◆ Task brief: An exact copy of every record below is needed, with the pictures left out.

*** Opening of Available records ***

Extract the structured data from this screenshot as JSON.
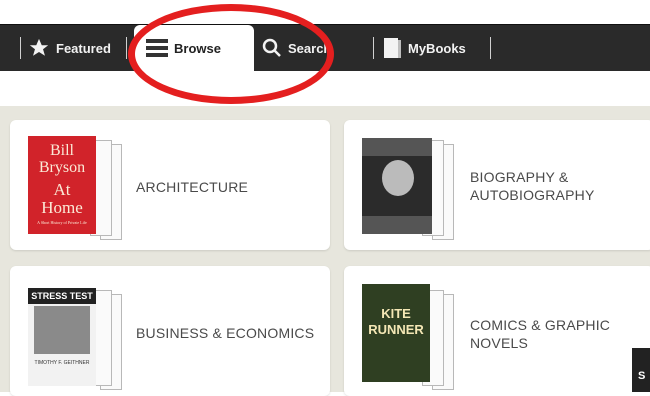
{
  "nav": {
    "items": [
      {
        "label": "Featured",
        "icon": "star-icon"
      },
      {
        "label": "Browse",
        "icon": "menu-lines-icon"
      },
      {
        "label": "Search",
        "icon": "search-icon"
      },
      {
        "label": "MyBooks",
        "icon": "book-icon"
      }
    ],
    "active": "Browse"
  },
  "annotation": {
    "shape": "red circle highlighting Browse tab",
    "color": "#e41f1f"
  },
  "categories": [
    {
      "label": "ARCHITECTURE",
      "cover_text": [
        "Bill",
        "Bryson",
        "At",
        "Home",
        "A Short History of Private Life"
      ]
    },
    {
      "label_lines": [
        "BIOGRAPHY &",
        "AUTOBIOGRAPHY"
      ]
    },
    {
      "label": "BUSINESS & ECONOMICS",
      "cover_text": [
        "STRESS TEST",
        "TIMOTHY F. GEITHNER"
      ]
    },
    {
      "label_lines": [
        "COMICS & GRAPHIC",
        "NOVELS"
      ],
      "cover_text": [
        "KITE",
        "RUNNER"
      ]
    }
  ],
  "corner_fragment": "S",
  "colors": {
    "navbar": "#2a2a2a",
    "content_bg": "#e7e6dd",
    "active_tab": "#ffffff"
  }
}
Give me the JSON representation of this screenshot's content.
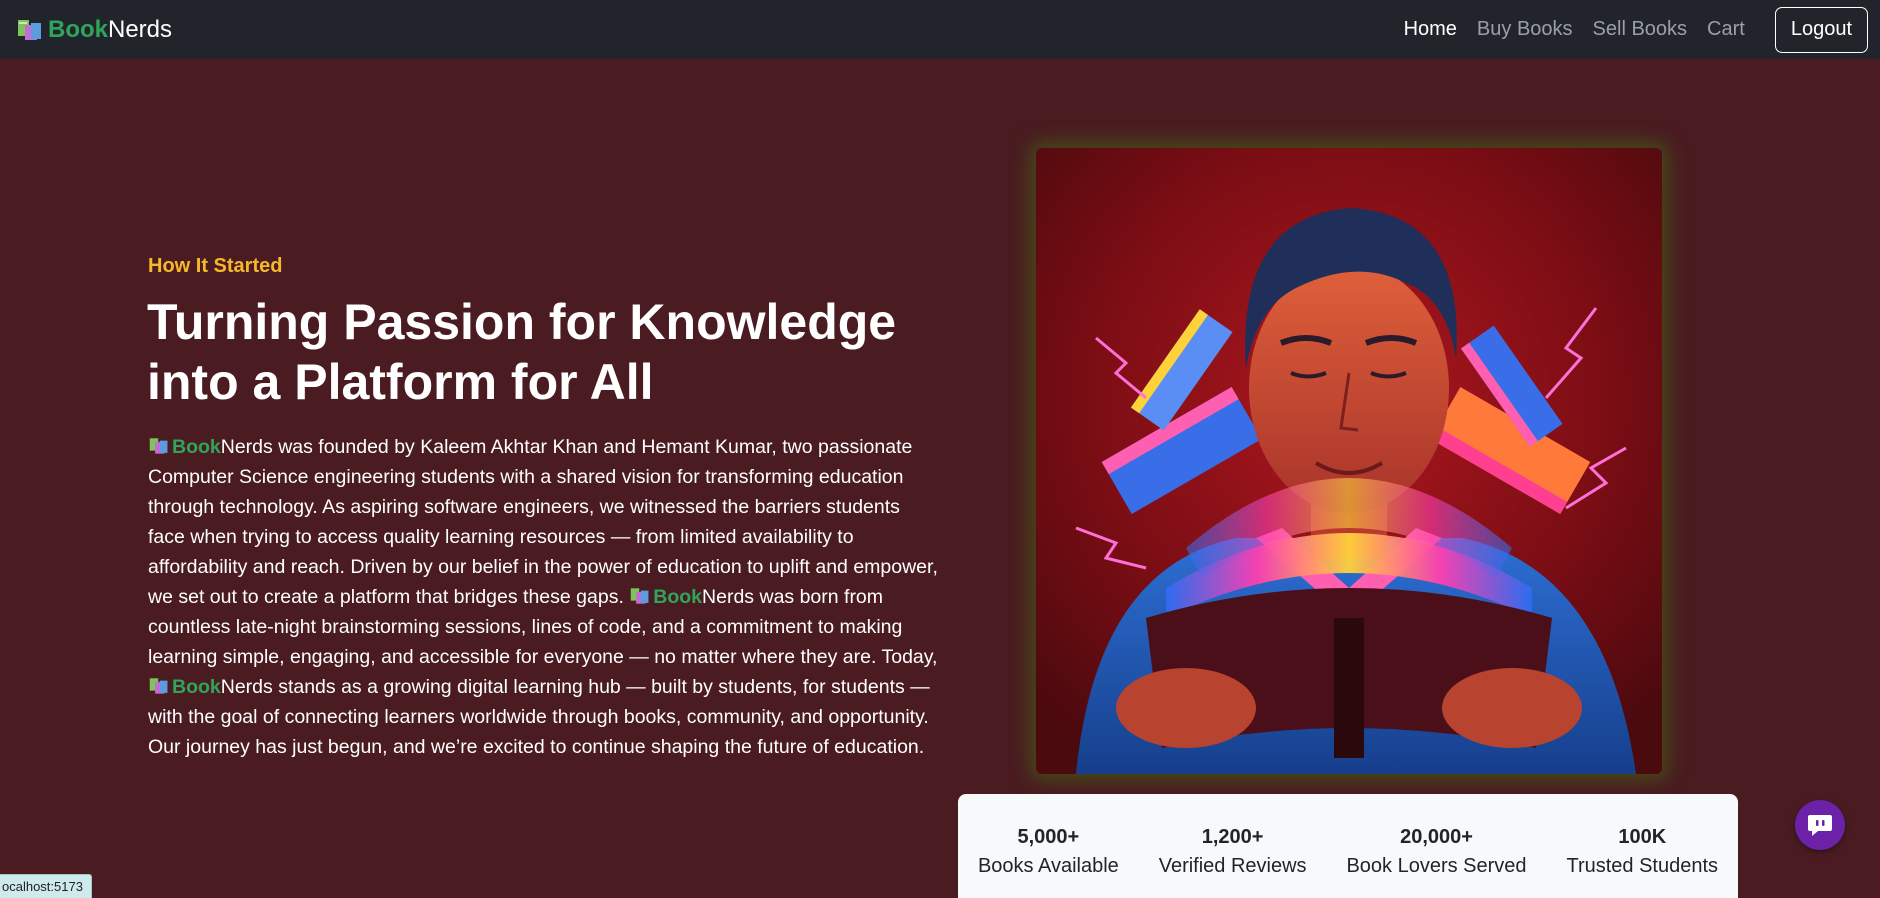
{
  "navbar": {
    "brand_book": "Book",
    "brand_nerds": "Nerds",
    "links": [
      "Home",
      "Buy Books",
      "Sell Books",
      "Cart"
    ],
    "logout_label": "Logout"
  },
  "hero": {
    "eyebrow": "How It Started",
    "title_line1": "Turning Passion for Knowledge",
    "title_line2": "into a Platform for All",
    "brand_book": "Book",
    "brand_nerds": "Nerds",
    "body_part1": " was founded by Kaleem Akhtar Khan and Hemant Kumar, two passionate Computer Science engineering students with a shared vision for transforming education through technology. As aspiring software engineers, we witnessed the barriers students face when trying to access quality learning resources — from limited availability to affordability and reach. Driven by our belief in the power of education to uplift and empower, we set out to create a platform that bridges these gaps. ",
    "body_part2": " was born from countless late-night brainstorming sessions, lines of code, and a commitment to making learning simple, engaging, and accessible for everyone — no matter where they are. Today, ",
    "body_part3": " stands as a growing digital learning hub — built by students, for students — with the goal of connecting learners worldwide through books, community, and opportunity. Our journey has just begun, and we’re excited to continue shaping the future of education."
  },
  "stats": [
    {
      "value": "5,000+",
      "label": "Books Available"
    },
    {
      "value": "1,200+",
      "label": "Verified Reviews"
    },
    {
      "value": "20,000+",
      "label": "Book Lovers Served"
    },
    {
      "value": "100K",
      "label": "Trusted Students"
    }
  ],
  "status_url": "ocalhost:5173",
  "colors": {
    "page_background": "#4a1c21",
    "navbar_background": "#21252b",
    "brand_green": "#2ea55b",
    "eyebrow_yellow": "#f5b82b",
    "chat_purple": "#6b21a8"
  },
  "icons": {
    "brand": "books-logo-icon",
    "chat": "chat-bubble-icon",
    "hero_image": "man-reading-glowing-book-illustration"
  }
}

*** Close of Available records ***

◆ Written answer:
Extract the structured data from this screenshot as JSON.
{
  "nav": {
    "items": [
      {
        "label": "Featured",
        "icon": "star-icon"
      },
      {
        "label": "Browse",
        "icon": "menu-lines-icon"
      },
      {
        "label": "Search",
        "icon": "search-icon"
      },
      {
        "label": "MyBooks",
        "icon": "book-icon"
      }
    ],
    "active": "Browse"
  },
  "annotation": {
    "shape": "red circle highlighting Browse tab",
    "color": "#e41f1f"
  },
  "categories": [
    {
      "label": "ARCHITECTURE",
      "cover_text": [
        "Bill",
        "Bryson",
        "At",
        "Home",
        "A Short History of Private Life"
      ]
    },
    {
      "label_lines": [
        "BIOGRAPHY &",
        "AUTOBIOGRAPHY"
      ]
    },
    {
      "label": "BUSINESS & ECONOMICS",
      "cover_text": [
        "STRESS TEST",
        "TIMOTHY F. GEITHNER"
      ]
    },
    {
      "label_lines": [
        "COMICS & GRAPHIC",
        "NOVELS"
      ],
      "cover_text": [
        "KITE",
        "RUNNER"
      ]
    }
  ],
  "corner_fragment": "S",
  "colors": {
    "navbar": "#2a2a2a",
    "content_bg": "#e7e6dd",
    "active_tab": "#ffffff"
  }
}
Give me the JSON representation of this screenshot's content.
{
  "navbar": {
    "brand_book": "Book",
    "brand_nerds": "Nerds",
    "links": [
      "Home",
      "Buy Books",
      "Sell Books",
      "Cart"
    ],
    "logout_label": "Logout"
  },
  "hero": {
    "eyebrow": "How It Started",
    "title_line1": "Turning Passion for Knowledge",
    "title_line2": "into a Platform for All",
    "brand_book": "Book",
    "brand_nerds": "Nerds",
    "body_part1": " was founded by Kaleem Akhtar Khan and Hemant Kumar, two passionate Computer Science engineering students with a shared vision for transforming education through technology. As aspiring software engineers, we witnessed the barriers students face when trying to access quality learning resources — from limited availability to affordability and reach. Driven by our belief in the power of education to uplift and empower, we set out to create a platform that bridges these gaps. ",
    "body_part2": " was born from countless late-night brainstorming sessions, lines of code, and a commitment to making learning simple, engaging, and accessible for everyone — no matter where they are. Today, ",
    "body_part3": " stands as a growing digital learning hub — built by students, for students — with the goal of connecting learners worldwide through books, community, and opportunity. Our journey has just begun, and we’re excited to continue shaping the future of education."
  },
  "stats": [
    {
      "value": "5,000+",
      "label": "Books Available"
    },
    {
      "value": "1,200+",
      "label": "Verified Reviews"
    },
    {
      "value": "20,000+",
      "label": "Book Lovers Served"
    },
    {
      "value": "100K",
      "label": "Trusted Students"
    }
  ],
  "status_url": "ocalhost:5173",
  "colors": {
    "page_background": "#4a1c21",
    "navbar_background": "#21252b",
    "brand_green": "#2ea55b",
    "eyebrow_yellow": "#f5b82b",
    "chat_purple": "#6b21a8"
  },
  "icons": {
    "brand": "books-logo-icon",
    "chat": "chat-bubble-icon",
    "hero_image": "man-reading-glowing-book-illustration"
  }
}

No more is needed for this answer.